## About this exercise:
Among the entries that follow, count the lines that contain the word "annotations" and say how many there are, writing nothing else.

Web page and app entries:
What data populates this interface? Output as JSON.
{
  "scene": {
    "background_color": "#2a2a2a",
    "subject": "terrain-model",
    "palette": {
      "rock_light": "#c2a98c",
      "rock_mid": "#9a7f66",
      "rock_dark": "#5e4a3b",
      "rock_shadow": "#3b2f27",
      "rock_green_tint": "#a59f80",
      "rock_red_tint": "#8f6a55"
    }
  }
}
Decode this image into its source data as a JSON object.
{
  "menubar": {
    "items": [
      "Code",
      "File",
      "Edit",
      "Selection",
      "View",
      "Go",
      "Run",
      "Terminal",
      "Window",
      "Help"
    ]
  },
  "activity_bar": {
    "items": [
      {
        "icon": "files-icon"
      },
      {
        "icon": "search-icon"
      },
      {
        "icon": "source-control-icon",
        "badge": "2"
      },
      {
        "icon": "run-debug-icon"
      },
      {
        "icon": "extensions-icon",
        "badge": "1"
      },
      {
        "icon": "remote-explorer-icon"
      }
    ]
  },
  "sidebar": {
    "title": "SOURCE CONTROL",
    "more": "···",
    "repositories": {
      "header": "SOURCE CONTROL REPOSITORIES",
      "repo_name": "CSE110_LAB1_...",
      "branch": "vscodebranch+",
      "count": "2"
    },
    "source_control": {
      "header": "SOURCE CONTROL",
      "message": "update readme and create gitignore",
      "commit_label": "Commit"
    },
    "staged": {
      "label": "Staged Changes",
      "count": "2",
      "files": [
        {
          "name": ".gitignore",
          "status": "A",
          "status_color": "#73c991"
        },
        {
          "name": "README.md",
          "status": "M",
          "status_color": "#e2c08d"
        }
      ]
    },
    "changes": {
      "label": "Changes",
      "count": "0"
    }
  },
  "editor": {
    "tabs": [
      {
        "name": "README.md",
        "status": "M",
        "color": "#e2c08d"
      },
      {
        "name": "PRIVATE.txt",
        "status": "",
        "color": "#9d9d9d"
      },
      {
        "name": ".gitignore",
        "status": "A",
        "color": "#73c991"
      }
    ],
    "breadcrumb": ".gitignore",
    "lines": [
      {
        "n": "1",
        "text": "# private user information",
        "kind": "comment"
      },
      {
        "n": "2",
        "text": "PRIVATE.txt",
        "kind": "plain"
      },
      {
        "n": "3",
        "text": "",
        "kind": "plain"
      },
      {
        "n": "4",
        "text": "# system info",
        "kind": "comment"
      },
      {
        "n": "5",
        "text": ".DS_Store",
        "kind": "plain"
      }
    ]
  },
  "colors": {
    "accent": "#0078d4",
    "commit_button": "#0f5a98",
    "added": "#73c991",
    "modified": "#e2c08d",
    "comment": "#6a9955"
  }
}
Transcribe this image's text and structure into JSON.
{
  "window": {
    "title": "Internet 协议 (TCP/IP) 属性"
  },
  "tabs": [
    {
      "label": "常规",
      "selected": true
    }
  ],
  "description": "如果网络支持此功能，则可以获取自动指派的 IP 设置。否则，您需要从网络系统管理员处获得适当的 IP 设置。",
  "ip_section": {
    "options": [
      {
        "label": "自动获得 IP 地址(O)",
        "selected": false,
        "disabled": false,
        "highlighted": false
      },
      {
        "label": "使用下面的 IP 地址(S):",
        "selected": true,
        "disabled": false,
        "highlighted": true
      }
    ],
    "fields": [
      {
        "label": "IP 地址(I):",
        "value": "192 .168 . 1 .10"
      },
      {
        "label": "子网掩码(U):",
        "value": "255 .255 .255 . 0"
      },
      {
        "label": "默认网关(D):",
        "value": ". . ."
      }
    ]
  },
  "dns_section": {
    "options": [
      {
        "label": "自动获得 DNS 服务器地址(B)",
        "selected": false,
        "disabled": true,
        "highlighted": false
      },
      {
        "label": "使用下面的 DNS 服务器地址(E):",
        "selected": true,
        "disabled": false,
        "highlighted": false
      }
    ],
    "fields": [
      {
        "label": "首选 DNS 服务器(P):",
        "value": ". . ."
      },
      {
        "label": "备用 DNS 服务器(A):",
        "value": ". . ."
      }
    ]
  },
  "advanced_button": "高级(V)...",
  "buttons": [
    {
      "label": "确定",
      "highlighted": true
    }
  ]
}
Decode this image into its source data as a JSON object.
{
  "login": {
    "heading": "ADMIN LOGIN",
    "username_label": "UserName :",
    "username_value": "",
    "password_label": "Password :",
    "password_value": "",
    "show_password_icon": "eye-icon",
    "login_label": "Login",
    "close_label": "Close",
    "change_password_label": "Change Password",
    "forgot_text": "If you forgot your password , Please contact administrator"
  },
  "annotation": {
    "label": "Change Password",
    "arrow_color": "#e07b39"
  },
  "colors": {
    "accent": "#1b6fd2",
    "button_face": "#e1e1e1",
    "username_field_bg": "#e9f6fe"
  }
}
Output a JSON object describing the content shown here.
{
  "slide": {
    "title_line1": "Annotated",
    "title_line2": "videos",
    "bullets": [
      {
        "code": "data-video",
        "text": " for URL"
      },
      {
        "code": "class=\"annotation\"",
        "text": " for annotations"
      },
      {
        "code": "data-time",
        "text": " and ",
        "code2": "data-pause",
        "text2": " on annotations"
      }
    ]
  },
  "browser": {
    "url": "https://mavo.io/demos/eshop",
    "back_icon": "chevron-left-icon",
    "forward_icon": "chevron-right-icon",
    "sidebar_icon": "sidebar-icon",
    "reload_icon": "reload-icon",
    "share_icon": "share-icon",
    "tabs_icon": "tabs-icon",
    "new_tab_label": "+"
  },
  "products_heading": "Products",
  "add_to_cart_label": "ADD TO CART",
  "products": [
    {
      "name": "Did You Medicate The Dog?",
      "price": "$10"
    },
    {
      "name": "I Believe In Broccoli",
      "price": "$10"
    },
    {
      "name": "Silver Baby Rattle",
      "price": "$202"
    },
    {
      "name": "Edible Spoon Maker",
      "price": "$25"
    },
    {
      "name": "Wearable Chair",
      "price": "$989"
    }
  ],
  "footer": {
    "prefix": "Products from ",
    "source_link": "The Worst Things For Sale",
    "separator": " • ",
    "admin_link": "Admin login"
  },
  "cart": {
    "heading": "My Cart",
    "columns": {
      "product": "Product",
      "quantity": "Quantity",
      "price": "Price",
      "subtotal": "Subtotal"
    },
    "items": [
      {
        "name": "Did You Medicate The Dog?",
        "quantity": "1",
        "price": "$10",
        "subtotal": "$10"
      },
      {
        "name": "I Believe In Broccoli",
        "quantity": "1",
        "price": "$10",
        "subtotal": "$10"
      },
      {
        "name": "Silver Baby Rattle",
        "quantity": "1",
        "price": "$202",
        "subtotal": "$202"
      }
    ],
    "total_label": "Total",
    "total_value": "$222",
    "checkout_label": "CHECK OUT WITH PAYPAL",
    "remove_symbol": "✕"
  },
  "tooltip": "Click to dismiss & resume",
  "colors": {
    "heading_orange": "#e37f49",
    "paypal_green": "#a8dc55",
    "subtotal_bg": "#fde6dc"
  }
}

## Answer for this exercise:
2